## Instructions for the task
Retype the listing that follows, exactly as written.

BEGIN

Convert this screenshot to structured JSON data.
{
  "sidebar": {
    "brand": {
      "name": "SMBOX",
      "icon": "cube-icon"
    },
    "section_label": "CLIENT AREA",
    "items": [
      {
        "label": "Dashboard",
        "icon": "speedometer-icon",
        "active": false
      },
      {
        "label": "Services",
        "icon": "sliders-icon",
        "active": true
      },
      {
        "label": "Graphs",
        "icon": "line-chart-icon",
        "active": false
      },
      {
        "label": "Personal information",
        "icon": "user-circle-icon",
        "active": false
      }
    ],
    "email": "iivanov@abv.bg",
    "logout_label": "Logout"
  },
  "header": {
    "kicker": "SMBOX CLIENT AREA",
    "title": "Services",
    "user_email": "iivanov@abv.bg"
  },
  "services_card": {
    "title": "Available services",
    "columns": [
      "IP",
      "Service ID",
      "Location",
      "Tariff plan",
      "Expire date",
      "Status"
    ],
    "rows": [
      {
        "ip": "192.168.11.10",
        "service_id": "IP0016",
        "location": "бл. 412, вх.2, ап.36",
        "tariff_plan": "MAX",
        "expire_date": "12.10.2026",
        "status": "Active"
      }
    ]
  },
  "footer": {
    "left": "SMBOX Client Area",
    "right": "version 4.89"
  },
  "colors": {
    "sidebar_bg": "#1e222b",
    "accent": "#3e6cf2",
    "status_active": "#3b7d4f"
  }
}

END

## Exercise result
Convert this screenshot to structured JSON data.
{
  "sidebar": {
    "brand": {
      "name": "SMBOX",
      "icon": "cube-icon"
    },
    "section_label": "CLIENT AREA",
    "items": [
      {
        "label": "Dashboard",
        "icon": "speedometer-icon",
        "active": false
      },
      {
        "label": "Services",
        "icon": "sliders-icon",
        "active": true
      },
      {
        "label": "Graphs",
        "icon": "line-chart-icon",
        "active": false
      },
      {
        "label": "Personal information",
        "icon": "user-circle-icon",
        "active": false
      }
    ],
    "email": "iivanov@abv.bg",
    "logout_label": "Logout"
  },
  "header": {
    "kicker": "SMBOX CLIENT AREA",
    "title": "Services",
    "user_email": "iivanov@abv.bg"
  },
  "services_card": {
    "title": "Available services",
    "columns": [
      "IP",
      "Service ID",
      "Location",
      "Tariff plan",
      "Expire date",
      "Status"
    ],
    "rows": [
      {
        "ip": "192.168.11.10",
        "service_id": "IP0016",
        "location": "бл. 412, вх.2, ап.36",
        "tariff_plan": "MAX",
        "expire_date": "12.10.2026",
        "status": "Active"
      }
    ]
  },
  "footer": {
    "left": "SMBOX Client Area",
    "right": "version 4.89"
  },
  "colors": {
    "sidebar_bg": "#1e222b",
    "accent": "#3e6cf2",
    "status_active": "#3b7d4f"
  }
}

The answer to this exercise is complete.